Microsoft Word is one of the most powerful text editing software which supports many functions. If you copy a webpage and paste it on Microsoft Word, the font size and type will be maintained as well as any hyperlinks. It is useful but hyperlinks on Microsoft Word documents can be annoying because it is underlined with a blue color. It is possible to manually remove the hyperlinks by right clicking on the link and select Remove Hyperlink.
That would work for a few hyperlinks on the page but what if there are many of them? One solution is to paste them to notepad and then copy it from Notepad again and paste it to Word. This would remove all formatting of the text plus the hyperlink.
Another easier way would be selecting all of the text by pressing CTRL+A and then press Ctrl+Shift+F9 to remove the hyperlinks on all of the text. This shortcut key works on all versions of Microsoft Word. Weirdly this method works but if you select all the text, right click and select Remove Hyperlink, that it won’t work.
When you install Microsoft Office 2010, you will have to enter the 25 character product key first before the installation will start. After installation, a Microsoft Office Activation Wizard window will open asking you to activate Office 2010 over the internet or by telephone. If you choose not to activate by clicking on the Cancel button, you can freely use it for an extra 30 days before the product becomes unlicensed. When Office 2010 becomes unlicensed, the program can still be launched but you won’t be able to make any changes and all the icons at the menu bar are grayed out and disabled.
Fortunately you can do an emergency rearm of the activation to give you another 30 days free usage before it turns unlicensed again. All you need to do is to run the file OSPPREARM.EXE file located in C:\Program Files\Common Files\microsoft shared\OfficeSoftwareProtectionPlatform\. This is absolutely legal because the rearm file is created and given by Microsoft for free. Simply run the file and it will tell you that “Microsoft Office rearm successful”. You now have an additional 30 days to use the Office 2010 suite.

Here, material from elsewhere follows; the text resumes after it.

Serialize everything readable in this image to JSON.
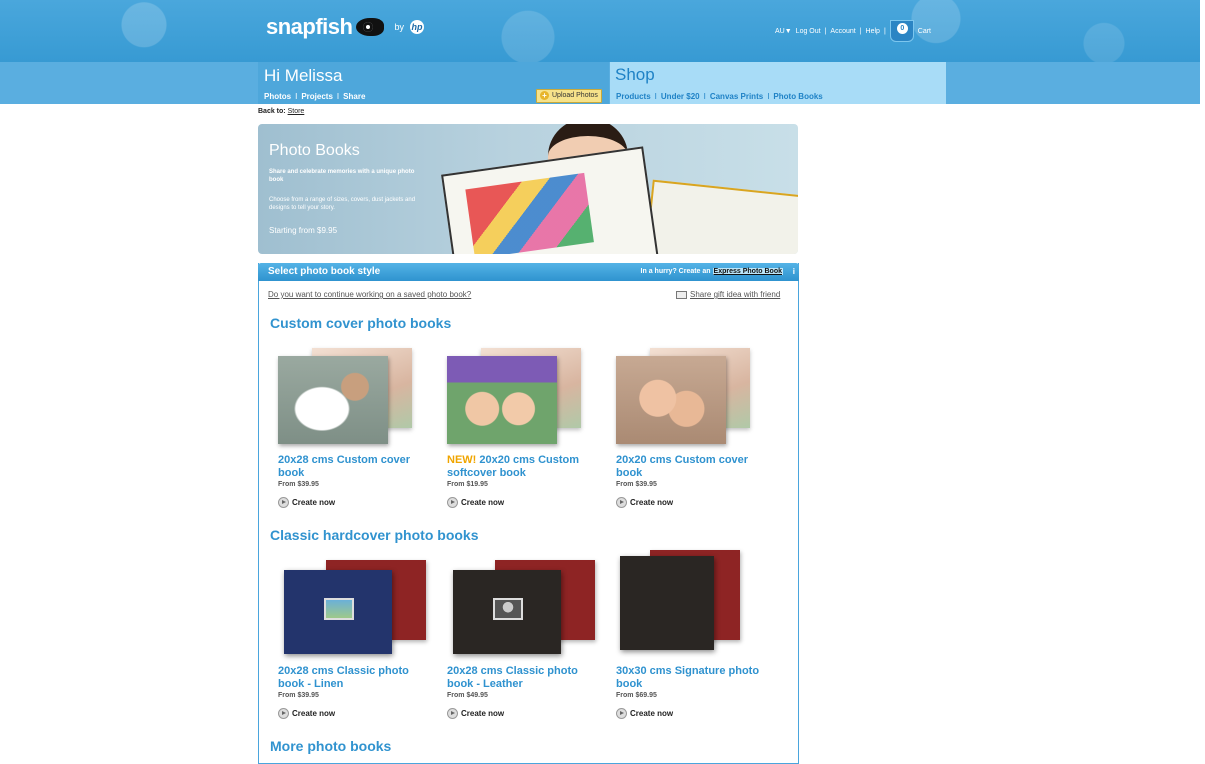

You can rearm Office 2010 a maximum of 5 times which should give you 150 days plus the initial 30 days making it a total of 180 days (6 months) of Office 2010 usage without activation.